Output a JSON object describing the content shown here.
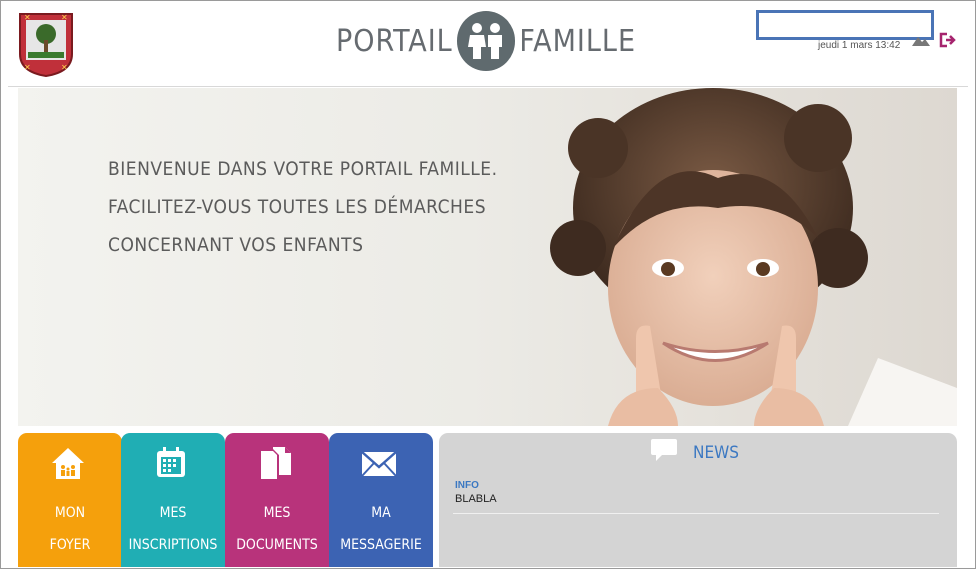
{
  "header": {
    "brand_left": "PORTAIL",
    "brand_right": "FAMILLE",
    "datetime": "jeudi 1 mars 13:42",
    "logout_icon": "logout-icon",
    "account_icon": "mountain-icon"
  },
  "hero": {
    "line1": "Bienvenue dans votre portail famille.",
    "line2": "Facilitez-vous toutes les démarches",
    "line3": "concernant vos enfants"
  },
  "tiles": [
    {
      "line1": "MON",
      "line2": "FOYER",
      "icon": "house-icon",
      "color": "#f5a00c"
    },
    {
      "line1": "MES",
      "line2": "INSCRIPTIONS",
      "icon": "calendar-icon",
      "color": "#20aeb4"
    },
    {
      "line1": "MES",
      "line2": "DOCUMENTS",
      "icon": "documents-icon",
      "color": "#b8337b"
    },
    {
      "line1": "MA",
      "line2": "MESSAGERIE",
      "icon": "envelope-icon",
      "color": "#3c63b3"
    }
  ],
  "news": {
    "title": "NEWS",
    "items": [
      {
        "title": "INFO",
        "body": "BLABLA"
      }
    ]
  },
  "colors": {
    "accent_blue": "#3b78c2",
    "logout": "#a6246e"
  }
}
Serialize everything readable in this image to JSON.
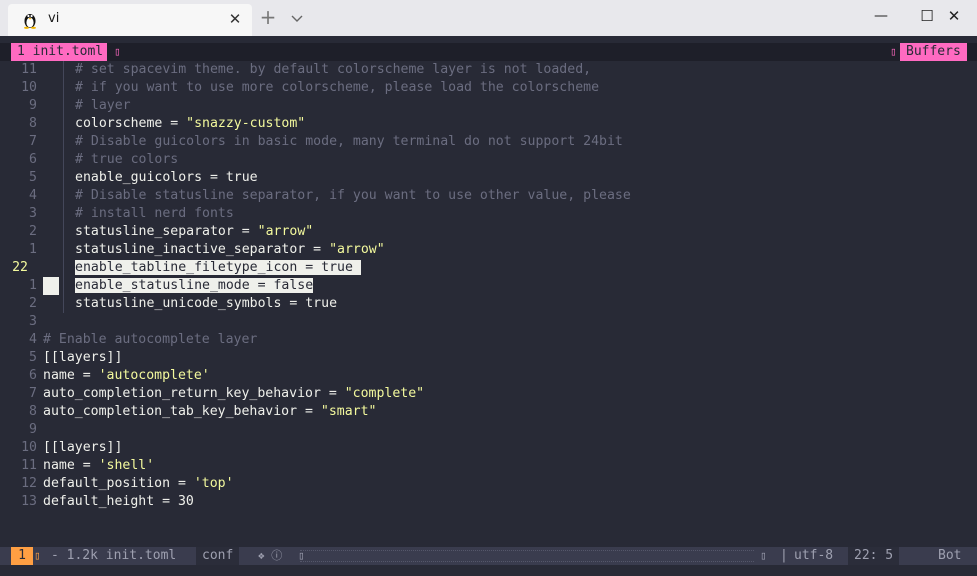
{
  "window": {
    "tab_title": "vi",
    "tab_close_glyph": "✕",
    "new_tab_glyph": "+",
    "dropdown_icon": "chevron-down-icon",
    "minimize_glyph": "—",
    "maximize_glyph": "☐",
    "close_glyph": "✕"
  },
  "tabline": {
    "current_tab": "1 init.toml",
    "separator": "▯",
    "buffers_label": "Buffers"
  },
  "editor": {
    "lines": [
      {
        "nr": "11",
        "text": "# set spacevim theme. by default colorscheme layer is not loaded,"
      },
      {
        "nr": "10",
        "text": "# if you want to use more colorscheme, please load the colorscheme"
      },
      {
        "nr": "9",
        "text": "# layer"
      },
      {
        "nr": "8",
        "key": "colorscheme = ",
        "str": "\"snazzy-custom\""
      },
      {
        "nr": "7",
        "text": "# Disable guicolors in basic mode, many terminal do not support 24bit"
      },
      {
        "nr": "6",
        "text": "# true colors"
      },
      {
        "nr": "5",
        "key": "enable_guicolors = true"
      },
      {
        "nr": "4",
        "text": "# Disable statusline separator, if you want to use other value, please"
      },
      {
        "nr": "3",
        "text": "# install nerd fonts"
      },
      {
        "nr": "2",
        "key": "statusline_separator = ",
        "str": "\"arrow\""
      },
      {
        "nr": "1",
        "key": "statusline_inactive_separator = ",
        "str": "\"arrow\""
      },
      {
        "nr": "22",
        "key": "enable_tabline_filetype_icon = true "
      },
      {
        "nr": "1",
        "key": "enable_statusline_mode = false"
      },
      {
        "nr": "2",
        "key": "statusline_unicode_symbols = true"
      },
      {
        "nr": "3",
        "key": ""
      },
      {
        "nr": "4",
        "text": "# Enable autocomplete layer"
      },
      {
        "nr": "5",
        "key": "[[layers]]"
      },
      {
        "nr": "6",
        "key": "name = ",
        "str": "'autocomplete'"
      },
      {
        "nr": "7",
        "key": "auto_completion_return_key_behavior = ",
        "str": "\"complete\""
      },
      {
        "nr": "8",
        "key": "auto_completion_tab_key_behavior = ",
        "str": "\"smart\""
      },
      {
        "nr": "9",
        "key": ""
      },
      {
        "nr": "10",
        "key": "[[layers]]"
      },
      {
        "nr": "11",
        "key": "name = ",
        "str": "'shell'"
      },
      {
        "nr": "12",
        "key": "default_position = ",
        "str": "'top'"
      },
      {
        "nr": "13",
        "key": "default_height = 30"
      }
    ]
  },
  "statusline": {
    "mode": "1",
    "mode_sep": "▯",
    "file_info": "- 1.2k init.toml",
    "filetype": "conf",
    "icons": "❖ ⓘ",
    "right_sep": "▯",
    "pipe": "|",
    "encoding": "utf-8",
    "position": "22:  5",
    "percent": "Bot"
  },
  "colors": {
    "background": "#282a36",
    "accent_pink": "#ff6ac1",
    "mode_orange": "#ff9f43",
    "string_yellow": "#f3f99d",
    "comment_gray": "#6b6d80",
    "foreground": "#eff0eb"
  }
}
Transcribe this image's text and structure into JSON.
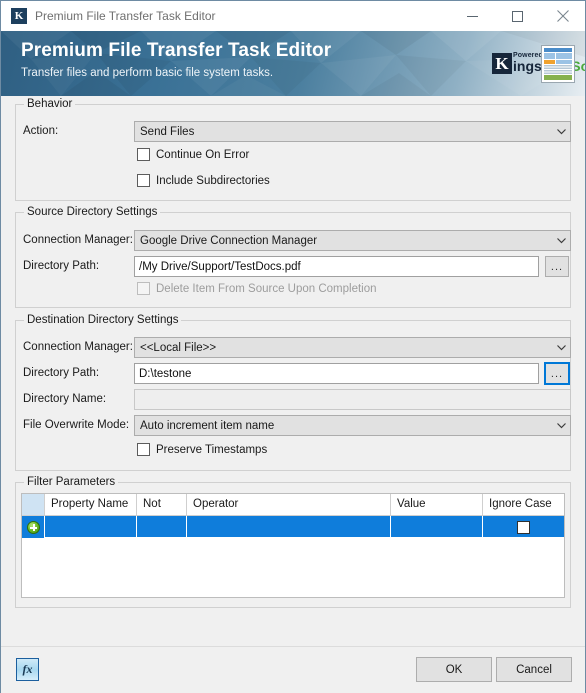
{
  "window": {
    "title": "Premium File Transfer Task Editor",
    "icon": "kingswaysoft-k-icon",
    "controls": {
      "minimize": "minimize-icon",
      "maximize": "maximize-icon",
      "close": "close-icon"
    }
  },
  "banner": {
    "title": "Premium File Transfer Task Editor",
    "subtitle": "Transfer files and perform basic file system tasks.",
    "logo": {
      "letter": "K",
      "powered_by": "Powered By",
      "name_part1": "ingsway",
      "name_part2": "Soft"
    },
    "doc_icon": "document-preview-icon",
    "accent_color": "#3a7196",
    "brand_green": "#4ca93c",
    "brand_navy": "#16263a"
  },
  "behavior": {
    "group_title": "Behavior",
    "action_label": "Action:",
    "action_value": "Send Files",
    "continue_on_error": {
      "label": "Continue On Error",
      "checked": false
    },
    "include_subdirectories": {
      "label": "Include Subdirectories",
      "checked": false
    }
  },
  "source": {
    "group_title": "Source Directory Settings",
    "connection_manager_label": "Connection Manager:",
    "connection_manager_value": "Google Drive Connection Manager",
    "directory_path_label": "Directory Path:",
    "directory_path_value": "/My Drive/Support/TestDocs.pdf",
    "browse_label": "...",
    "delete_item": {
      "label": "Delete Item From Source Upon Completion",
      "checked": false,
      "disabled": true
    }
  },
  "destination": {
    "group_title": "Destination Directory Settings",
    "connection_manager_label": "Connection Manager:",
    "connection_manager_value": "<<Local File>>",
    "directory_path_label": "Directory Path:",
    "directory_path_value": "D:\\testone",
    "browse_label": "...",
    "directory_name_label": "Directory Name:",
    "directory_name_value": "",
    "file_overwrite_label": "File Overwrite Mode:",
    "file_overwrite_value": "Auto increment item name",
    "preserve_timestamps": {
      "label": "Preserve Timestamps",
      "checked": false
    }
  },
  "filter": {
    "group_title": "Filter Parameters",
    "columns": [
      "Property Name",
      "Not",
      "Operator",
      "Value",
      "Ignore Case"
    ],
    "new_row_icon": "add-row-plus-icon",
    "rows": [
      {
        "property_name": "",
        "not": "",
        "operator": "",
        "value": "",
        "ignore_case": false
      }
    ],
    "selection_color": "#0f7ddb",
    "header_corner_color": "#cfe3f3"
  },
  "footer": {
    "expression_button": "fx",
    "ok_label": "OK",
    "cancel_label": "Cancel"
  }
}
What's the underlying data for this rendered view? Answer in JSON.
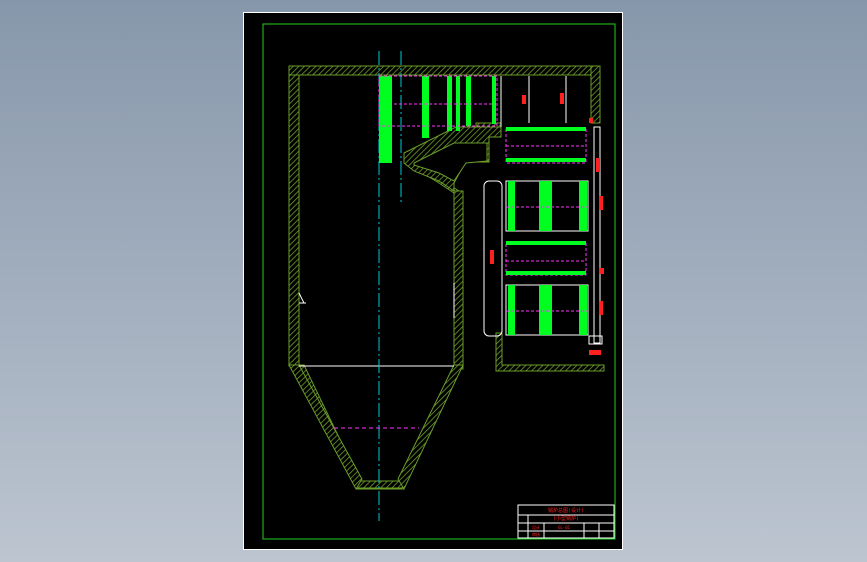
{
  "viewport": {
    "background_colors": [
      "#8797ab",
      "#bcc5d0"
    ]
  },
  "drawing": {
    "background": "#000000",
    "colors": {
      "frame": "#1fd11f",
      "wall_hatch": "#6b9c2a",
      "tube_bank": "#00ff21",
      "centerline": "#00c8d6",
      "hidden_line": "#ff33ff",
      "annotation": "#ff2020",
      "outline": "#ffffff"
    }
  },
  "title_block": {
    "drawing_title": "锅炉总图(设计)",
    "drawing_subtitle": "(小型锅炉)",
    "row_labels": [
      "设计",
      "审核"
    ],
    "drawing_number": "GL-01"
  }
}
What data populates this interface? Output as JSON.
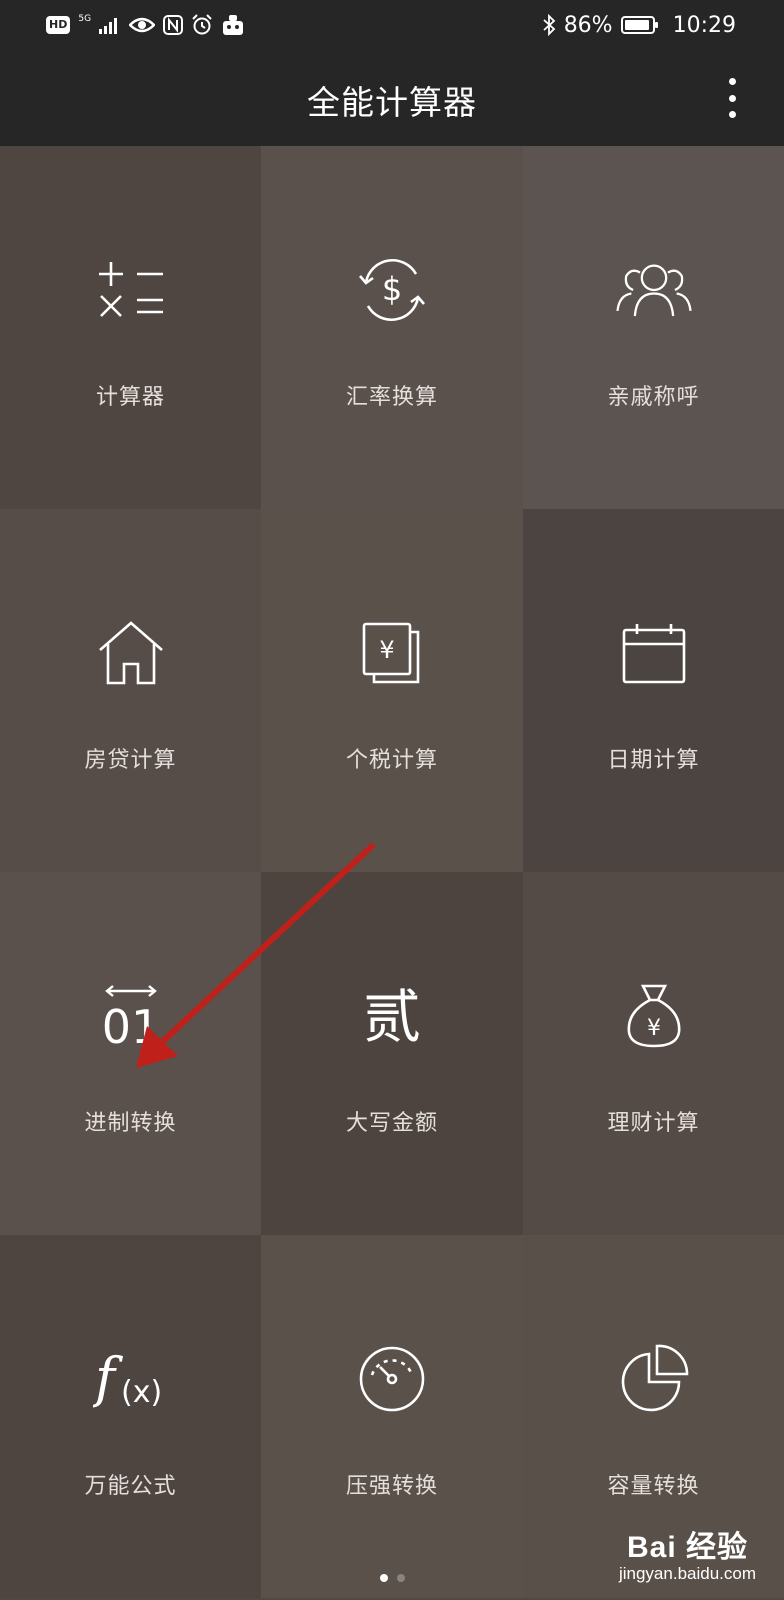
{
  "status_bar": {
    "hd": "HD",
    "network": "5G",
    "battery_percent": "86%",
    "time": "10:29",
    "icons": [
      "signal-icon",
      "eye-icon",
      "nfc-icon",
      "alarm-icon",
      "robot-icon",
      "bluetooth-icon",
      "battery-icon"
    ]
  },
  "app_bar": {
    "title": "全能计算器",
    "menu_icon": "more-vertical-icon"
  },
  "tiles": [
    {
      "label": "计算器",
      "icon": "calculator-icon",
      "color": "#4f4541"
    },
    {
      "label": "汇率换算",
      "icon": "currency-exchange-icon",
      "color": "#5a514c"
    },
    {
      "label": "亲戚称呼",
      "icon": "relatives-icon",
      "color": "#5c5450"
    },
    {
      "label": "房贷计算",
      "icon": "house-icon",
      "color": "#574d48"
    },
    {
      "label": "个税计算",
      "icon": "tax-icon",
      "color": "#5b514b"
    },
    {
      "label": "日期计算",
      "icon": "calendar-icon",
      "color": "#4c4440"
    },
    {
      "label": "进制转换",
      "icon": "base-conversion-icon",
      "color": "#5a514c"
    },
    {
      "label": "大写金额",
      "icon": "chinese-numeral-icon",
      "color": "#4d4440"
    },
    {
      "label": "理财计算",
      "icon": "money-bag-icon",
      "color": "#544b46"
    },
    {
      "label": "万能公式",
      "icon": "function-icon",
      "color": "#4e4541"
    },
    {
      "label": "压强转换",
      "icon": "pressure-gauge-icon",
      "color": "#5a514b"
    },
    {
      "label": "容量转换",
      "icon": "pie-chart-icon",
      "color": "#585049"
    }
  ],
  "tile_icon_text": {
    "base_top": "↔",
    "base_bottom": "01",
    "numeral": "贰",
    "yen": "¥",
    "dollar": "$",
    "function_f": "f",
    "function_x": "(x)"
  },
  "pager": {
    "active_color": "#ffffff",
    "inactive_color": "#8a8480",
    "count": 2,
    "active_index": 0
  },
  "watermark": {
    "logo": "Bai 经验",
    "url": "jingyan.baidu.com"
  },
  "annotation": {
    "arrow_color": "#c0201a"
  }
}
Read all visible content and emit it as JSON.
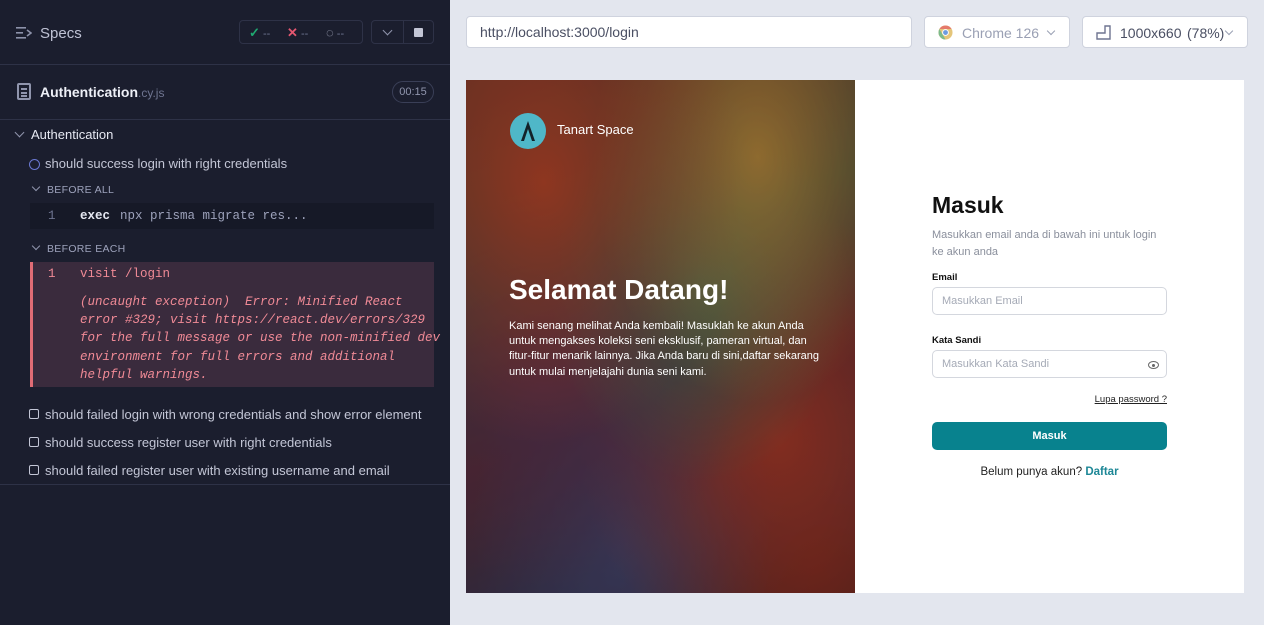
{
  "specs": {
    "title": "Specs",
    "stats": {
      "passed": "--",
      "failed": "--",
      "pending": "--"
    }
  },
  "spec_file": {
    "name": "Authentication",
    "ext": ".cy.js",
    "duration": "00:15"
  },
  "suite": {
    "name": "Authentication",
    "tests": [
      {
        "title": "should success login with right credentials",
        "state": "running"
      },
      {
        "title": "should failed login with wrong credentials and show error element",
        "state": "pending"
      },
      {
        "title": "should success register user with right credentials",
        "state": "pending"
      },
      {
        "title": "should failed register user with existing username and email",
        "state": "pending"
      }
    ],
    "before_all": {
      "label": "BEFORE ALL",
      "number": "1",
      "command": "exec",
      "message": "npx prisma migrate res..."
    },
    "before_each": {
      "label": "BEFORE EACH",
      "number": "1",
      "command": "visit",
      "message": "/login",
      "error": "(uncaught exception)  Error: Minified React\nerror #329; visit https://react.dev/errors/329\nfor the full message or use the non-minified dev\nenvironment for full errors and additional\nhelpful warnings."
    }
  },
  "browser_bar": {
    "url": "http://localhost:3000/login",
    "browser": "Chrome 126",
    "viewport": "1000x660",
    "scale": "(78%)"
  },
  "app": {
    "brand": "Tanart Space",
    "hero_title": "Selamat Datang!",
    "hero_text": "Kami senang melihat Anda kembali! Masuklah ke akun Anda untuk mengakses koleksi seni eksklusif, pameran virtual, dan fitur-fitur menarik lainnya. Jika Anda baru di sini,daftar sekarang untuk mulai menjelajahi dunia seni kami.",
    "form": {
      "title": "Masuk",
      "subtitle": "Masukkan email anda di bawah ini untuk login ke akun anda",
      "email_label": "Email",
      "email_placeholder": "Masukkan Email",
      "password_label": "Kata Sandi",
      "password_placeholder": "Masukkan Kata Sandi",
      "forgot": "Lupa password ?",
      "submit": "Masuk",
      "signup_prompt": "Belum punya akun?",
      "signup_link": "Daftar"
    }
  }
}
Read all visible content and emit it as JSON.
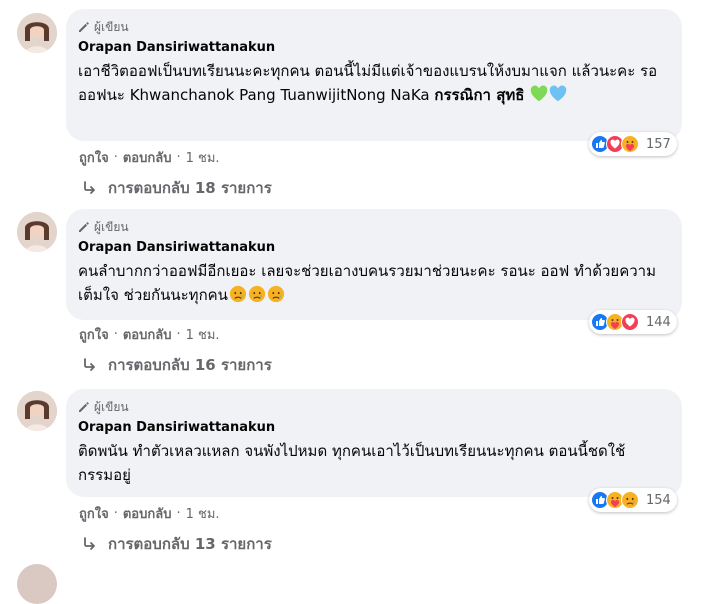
{
  "comments": [
    {
      "badge": "ผู้เขียน",
      "author": "Orapan Dansiriwattanakun",
      "text_plain": "เอาชีวิตออฟเป็นบทเรียนนะคะทุกคน ตอนนี้ไม่มีแต่เจ้าของแบรนให้งบมาแจก แล้วนะคะ รอออฟนะ Khwanchanok Pang TuanwijitNong NaKa ",
      "text_bold": "กรรณิกา สุทธิ",
      "emojis": [
        "green-heart-emoji",
        "blue-heart-emoji"
      ],
      "like": "ถูกใจ",
      "reply": "ตอบกลับ",
      "time": "1 ชม.",
      "reaction_icons": [
        "like-reaction-icon",
        "love-reaction-icon",
        "care-reaction-icon"
      ],
      "reaction_count": "157",
      "replies_label": "การตอบกลับ 18 รายการ"
    },
    {
      "badge": "ผู้เขียน",
      "author": "Orapan Dansiriwattanakun",
      "text_plain": "คนลำบากกว่าออฟมีอีกเยอะ เลยจะช่วยเอางบคนรวยมาช่วยนะคะ รอนะ ออฟ ทำด้วยความเต็มใจ ช่วยกันนะทุกคน",
      "text_bold": "",
      "emojis": [
        "sad-emoji",
        "sad-emoji",
        "sad-emoji"
      ],
      "like": "ถูกใจ",
      "reply": "ตอบกลับ",
      "time": "1 ชม.",
      "reaction_icons": [
        "like-reaction-icon",
        "care-reaction-icon",
        "love-reaction-icon"
      ],
      "reaction_count": "144",
      "replies_label": "การตอบกลับ 16 รายการ"
    },
    {
      "badge": "ผู้เขียน",
      "author": "Orapan Dansiriwattanakun",
      "text_plain": "ติดพนัน ทำตัวเหลวแหลก จนพังไปหมด ทุกคนเอาไว้เป็นบทเรียนนะทุกคน ตอนนี้ชดใช้กรรมอยู่",
      "text_bold": "",
      "emojis": [],
      "like": "ถูกใจ",
      "reply": "ตอบกลับ",
      "time": "1 ชม.",
      "reaction_icons": [
        "like-reaction-icon",
        "care-reaction-icon",
        "sad-reaction-icon"
      ],
      "reaction_count": "154",
      "replies_label": "การตอบกลับ 13 รายการ"
    }
  ],
  "colors": {
    "bubble": "#f0f2f5",
    "muted": "#65676b",
    "like": "#1877f2",
    "love": "#f33e58",
    "care": "#f7b125"
  }
}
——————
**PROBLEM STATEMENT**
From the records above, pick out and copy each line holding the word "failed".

**ANSWER AREA**
      "failed": "--",
        "title": "should failed login with wrong credentials and show error element",
        "title": "should failed register user with existing username and email",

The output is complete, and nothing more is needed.